on "Miuzi Weighs a Ton." Or when "Scenario" first hit the radio and a
kid from Long Island named Busta Rhymes was roaring like a dungeon
Sadly, Boston hip-hop hero Akrobatik does not give me those chills.
Sure, he's an articulate, thoughtful, challenging, funny rapper. He's
got all the parts, but they don't add up to the whole. He lacks that
spine-tingling ability that separaties a good rapper from a great
one. On his debut LP, Balance, Ak comes correct often, but
despite above-average production and an arsenal of metaphors, on
Balance he just doesn't hit it over the fence.
Maybe his pedigree is the problem. The brewing Boston hip-hop scene
has been compared to mid-'80s NYC. It's full of grimy street truth
and conscious messages. Fellow Bostonians, namely Ak's friend Mr. Lif
(who shows up on "Wreck Dem") and Raw Produce, have been producing
noteworthy music for a decade. Last year's debut from Lif, I
Phantom, was a minor masterpiece. It was a sprawling narrative of
struggle. Akrobatik's first release, last September's "The EP," was
reminiscent of his heroes KRS-One and Chuck D's best work. Maybe the
bar was set too high by his forebears.
The album's first cut, the title track, offers some meaningful

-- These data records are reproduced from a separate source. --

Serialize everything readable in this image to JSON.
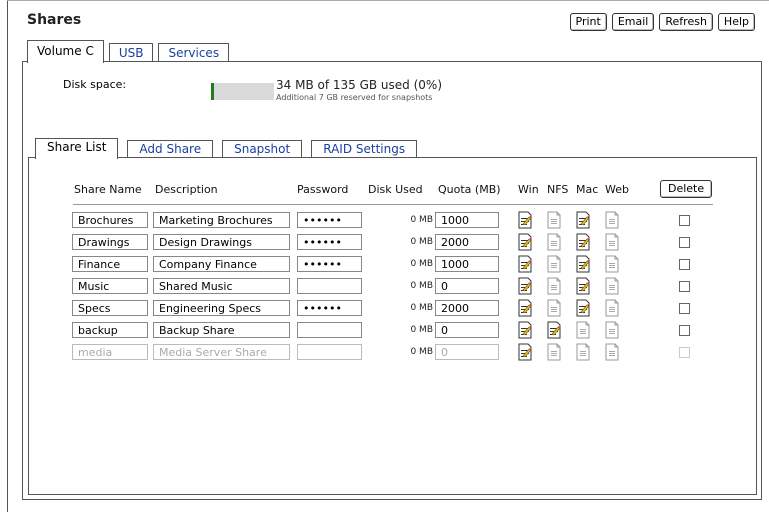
{
  "window": {
    "title": "Shares"
  },
  "toolbar": {
    "print": "Print",
    "email": "Email",
    "refresh": "Refresh",
    "help": "Help"
  },
  "volume_tabs": [
    {
      "label": "Volume C",
      "active": true
    },
    {
      "label": "USB",
      "active": false
    },
    {
      "label": "Services",
      "active": false
    }
  ],
  "disk": {
    "label": "Disk space:",
    "summary": "34 MB of 135 GB used (0%)",
    "note": "Additional 7 GB reserved for snapshots",
    "used_fraction": 0.0,
    "bar_color": "#1e7d1e"
  },
  "share_tabs": [
    {
      "label": "Share List",
      "active": true
    },
    {
      "label": "Add Share",
      "active": false
    },
    {
      "label": "Snapshot",
      "active": false
    },
    {
      "label": "RAID Settings",
      "active": false
    }
  ],
  "columns": {
    "name": "Share Name",
    "description": "Description",
    "password": "Password",
    "disk_used": "Disk Used",
    "quota": "Quota (MB)",
    "win": "Win",
    "nfs": "NFS",
    "mac": "Mac",
    "web": "Web"
  },
  "delete_label": "Delete",
  "shares": [
    {
      "name": "Brochures",
      "description": "Marketing Brochures",
      "password": "••••••",
      "disk_used": "0 MB",
      "quota": "1000",
      "win": true,
      "nfs": false,
      "mac": true,
      "web": false,
      "disabled": false
    },
    {
      "name": "Drawings",
      "description": "Design Drawings",
      "password": "••••••",
      "disk_used": "0 MB",
      "quota": "2000",
      "win": true,
      "nfs": false,
      "mac": true,
      "web": false,
      "disabled": false
    },
    {
      "name": "Finance",
      "description": "Company Finance",
      "password": "••••••",
      "disk_used": "0 MB",
      "quota": "1000",
      "win": true,
      "nfs": false,
      "mac": true,
      "web": false,
      "disabled": false
    },
    {
      "name": "Music",
      "description": "Shared Music",
      "password": "",
      "disk_used": "0 MB",
      "quota": "0",
      "win": true,
      "nfs": false,
      "mac": true,
      "web": false,
      "disabled": false
    },
    {
      "name": "Specs",
      "description": "Engineering Specs",
      "password": "••••••",
      "disk_used": "0 MB",
      "quota": "2000",
      "win": true,
      "nfs": false,
      "mac": true,
      "web": false,
      "disabled": false
    },
    {
      "name": "backup",
      "description": "Backup Share",
      "password": "",
      "disk_used": "0 MB",
      "quota": "0",
      "win": true,
      "nfs": true,
      "mac": false,
      "web": false,
      "disabled": false
    },
    {
      "name": "media",
      "description": "Media Server Share",
      "password": "",
      "disk_used": "0 MB",
      "quota": "0",
      "win": true,
      "nfs": false,
      "mac": false,
      "web": false,
      "disabled": true
    }
  ]
}
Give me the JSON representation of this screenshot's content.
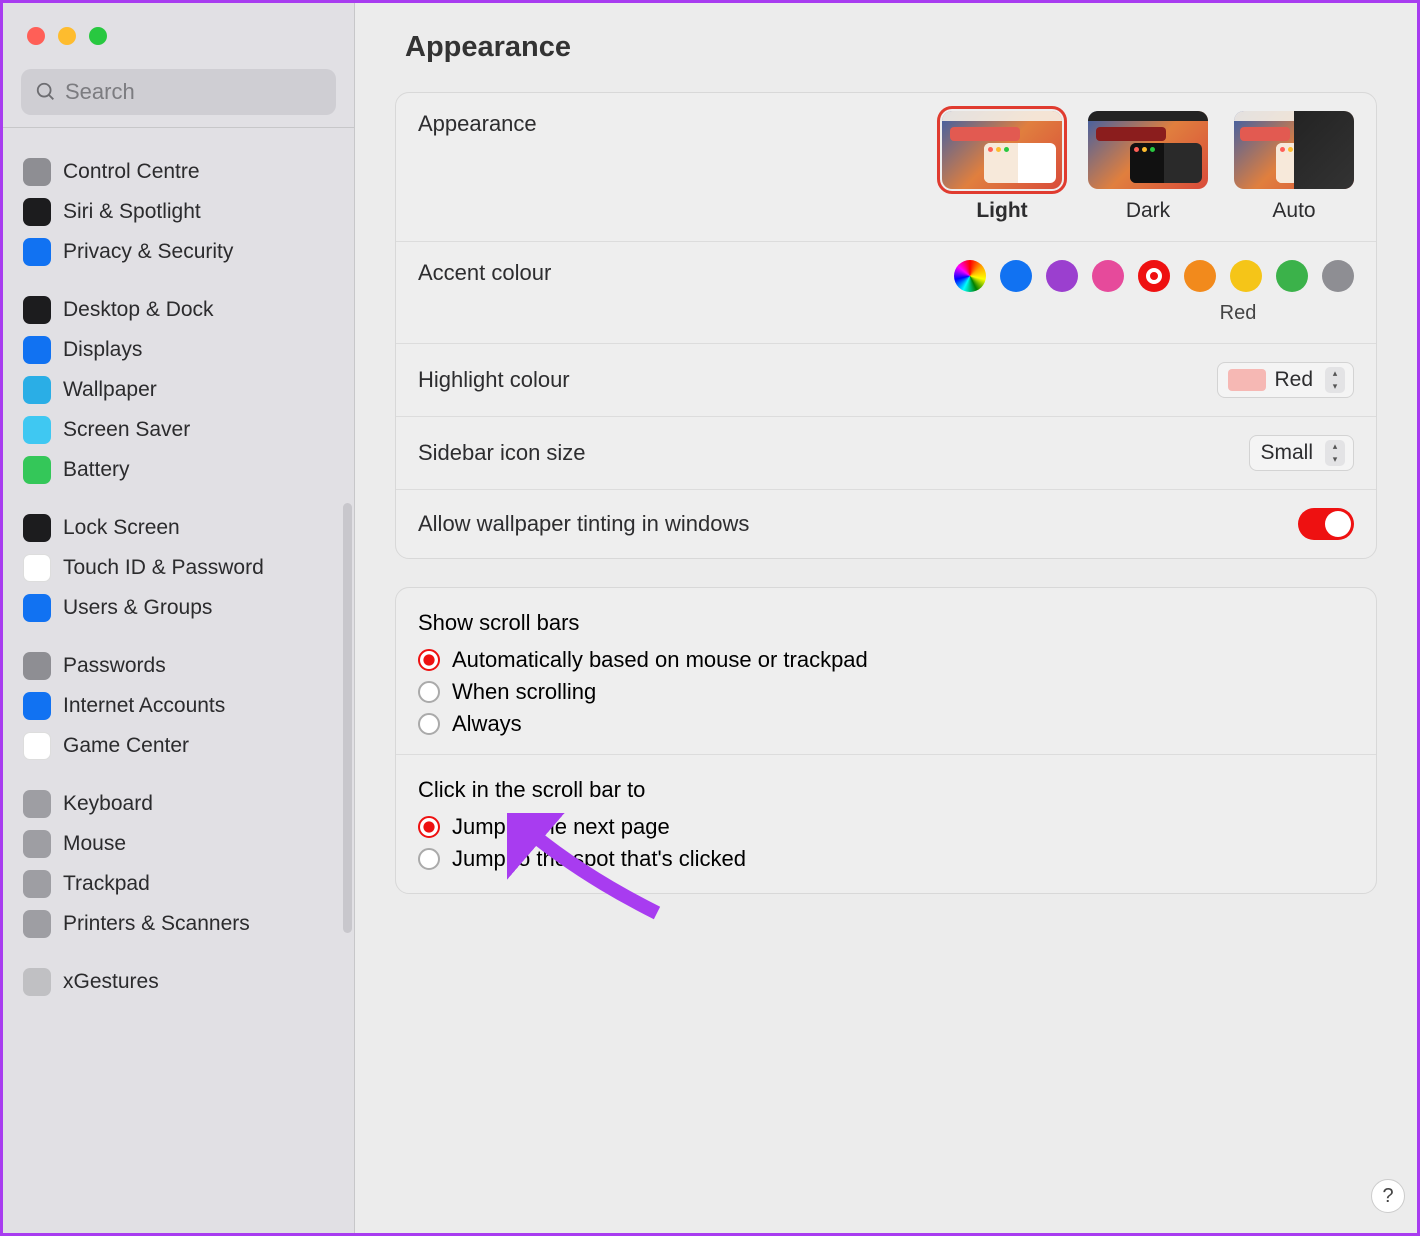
{
  "search": {
    "placeholder": "Search"
  },
  "header": {
    "title": "Appearance"
  },
  "sidebar": {
    "groups": [
      [
        {
          "label": "Control Centre",
          "ic_bg": "#8e8e93"
        },
        {
          "label": "Siri & Spotlight",
          "ic_bg": "#1c1c1e"
        },
        {
          "label": "Privacy & Security",
          "ic_bg": "#1172f2"
        }
      ],
      [
        {
          "label": "Desktop & Dock",
          "ic_bg": "#1c1c1e"
        },
        {
          "label": "Displays",
          "ic_bg": "#1172f2"
        },
        {
          "label": "Wallpaper",
          "ic_bg": "#2aaee6"
        },
        {
          "label": "Screen Saver",
          "ic_bg": "#3fc8f2"
        },
        {
          "label": "Battery",
          "ic_bg": "#34c759"
        }
      ],
      [
        {
          "label": "Lock Screen",
          "ic_bg": "#1c1c1e"
        },
        {
          "label": "Touch ID & Password",
          "ic_bg": "#fff",
          "fg": "#e85d5a",
          "border": "1px solid #ddd"
        },
        {
          "label": "Users & Groups",
          "ic_bg": "#1172f2"
        }
      ],
      [
        {
          "label": "Passwords",
          "ic_bg": "#8e8e93"
        },
        {
          "label": "Internet Accounts",
          "ic_bg": "#1172f2"
        },
        {
          "label": "Game Center",
          "ic_bg": "#fff",
          "border": "1px solid #ddd"
        }
      ],
      [
        {
          "label": "Keyboard",
          "ic_bg": "#9e9ea3"
        },
        {
          "label": "Mouse",
          "ic_bg": "#9e9ea3"
        },
        {
          "label": "Trackpad",
          "ic_bg": "#9e9ea3"
        },
        {
          "label": "Printers & Scanners",
          "ic_bg": "#9e9ea3"
        }
      ],
      [
        {
          "label": "xGestures",
          "ic_bg": "#c0c0c3"
        }
      ]
    ]
  },
  "appearance_section": {
    "label": "Appearance",
    "themes": [
      {
        "name": "Light",
        "selected": true
      },
      {
        "name": "Dark",
        "selected": false
      },
      {
        "name": "Auto",
        "selected": false
      }
    ]
  },
  "accent": {
    "label": "Accent colour",
    "selected_name": "Red",
    "colors": [
      "multi",
      "#1172f2",
      "#9b3fcf",
      "#e64a9b",
      "#e11",
      "#f28a1c",
      "#f5c518",
      "#3bb24a",
      "#8e8e93"
    ]
  },
  "highlight": {
    "label": "Highlight colour",
    "value": "Red"
  },
  "sidebar_icon": {
    "label": "Sidebar icon size",
    "value": "Small"
  },
  "tinting": {
    "label": "Allow wallpaper tinting in windows",
    "on": true
  },
  "scroll_bars": {
    "title": "Show scroll bars",
    "options": [
      {
        "label": "Automatically based on mouse or trackpad",
        "checked": true
      },
      {
        "label": "When scrolling",
        "checked": false
      },
      {
        "label": "Always",
        "checked": false
      }
    ]
  },
  "click_in_scroll": {
    "title": "Click in the scroll bar to",
    "options": [
      {
        "label": "Jump to the next page",
        "checked": true
      },
      {
        "label": "Jump to the spot that's clicked",
        "checked": false
      }
    ]
  },
  "help": "?"
}
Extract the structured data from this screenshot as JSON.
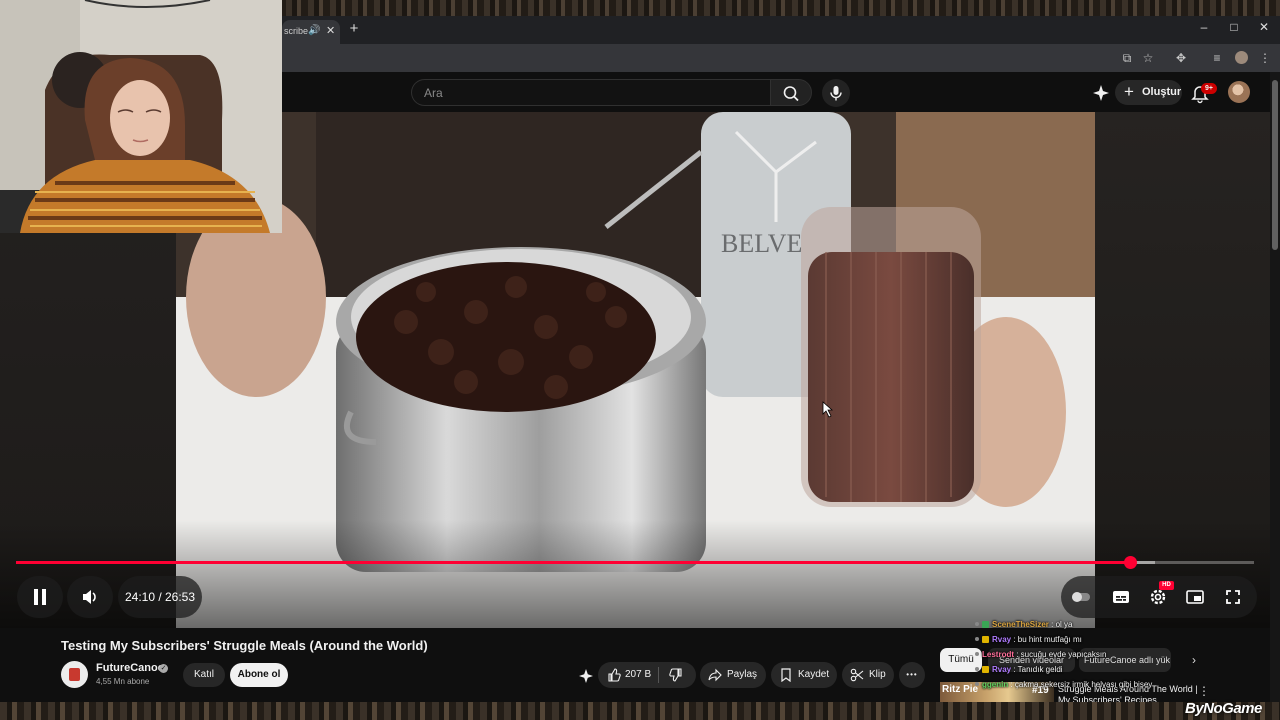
{
  "browser": {
    "tab_title": "scribe",
    "new_tab": "+",
    "window_controls": [
      "–",
      "□",
      "✕"
    ]
  },
  "header": {
    "search_placeholder": "Ara",
    "create_label": "Oluştur",
    "notification_count": "9+"
  },
  "player": {
    "current_time": "24:10",
    "duration": "26:53",
    "time_display": "24:10 / 26:53",
    "progress": 0.9,
    "buffered": 0.92,
    "hd_badge": "HD",
    "state": "playing",
    "colors": {
      "progress": "#ff0033"
    }
  },
  "video": {
    "title": "Testing My Subscribers' Struggle Meals (Around the World)",
    "channel": "FutureCanoe",
    "subscribers": "4,55 Mn abone",
    "join_label": "Katıl",
    "subscribe_label": "Abone ol",
    "likes": "207 B",
    "share_label": "Paylaş",
    "save_label": "Kaydet",
    "clip_label": "Klip",
    "more_label": "•••"
  },
  "sidebar": {
    "chips": [
      "Tümü",
      "Senden videolar",
      "FutureCanoe adlı yük"
    ],
    "recommendation": {
      "thumb_text": "Ritz Pie",
      "thumb_number": "#19",
      "title": "Struggle Meals Around The World | My Subscribers' Recipes"
    }
  },
  "chat": [
    {
      "user": "SceneTheSizer",
      "message": "ol ya",
      "color": "#d9a441",
      "badge": "#3aa655"
    },
    {
      "user": "Rvay",
      "message": "bu hint mutfağı mı",
      "color": "#b07cff",
      "badge": "#e0b400"
    },
    {
      "user": "Lestrodt",
      "message": "sucuğu evde yapıcaksın",
      "color": "#ff6f9a",
      "badge": ""
    },
    {
      "user": "Rvay",
      "message": "Tanıdık geldi",
      "color": "#b07cff",
      "badge": "#e0b400"
    },
    {
      "user": "ggenin",
      "message": "çakma şekersiz irmik helvası gibi bişey",
      "color": "#5fd35f",
      "badge": ""
    }
  ],
  "watermark": "ByNoGame"
}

rhymes: "There's no balance in rap/ You either a nerd or a thug/ You
either got too many big words or you bust too many slugs." He's
right. There is no balance in hip-hop. He offers sharp musings on
hypocrisy ("Hypocrite"), violence ("Cooler Heads") and just plain
braggadocious MCs ("Feedback").
There's no filler on "Balance." Each track either tells a story,
sends a message or both. The album's first single, in particular,
"Remind My Soul," is a lush, guitar-accentuated piece of
soul-searching. He rhymes to his people, black people, to love
yourself and remember your heritage. It's hard to miss the yearning
in Ak's voice in the chorus. "Remind my soul/ Of the time we were
great/ Before the self-hate/ The time we were great/ Wait, but we
still great." Less effective are the Martin Luther King vocal bits
interpolated after the chorus. But the song is so clearly heartfelt,
it's easy to ignore its weaknesses.
The soundscapes are sample-laden and smooth. Young producers DJ Fakts
One, Edan and Ak himself team up with old pros da Beatminerz and
Diamond to form a cohesive sound. Akrobatik's voice is always front
and center, but the beats are far from minimal. It's never too
jangly, nor is it ever too airy. Edan's stuttering horns on "Hand
That Rocks the Cradle" are exceptionally dope.
But it all goes back to the Master of Ceremonies, and for all his wit
and wonder, Ak just doesn't knock you on your ass, the way most of
his heroes do. I won't hold it against him. It's nearly impossible to
make a hip-hop record without filler no skits, no wack joints
about weed and tire rims, no cryfests to his mother. Just true school
music. Just doing that is something to cheer about. But it just isn't
the punch in the chest I hoped it would be.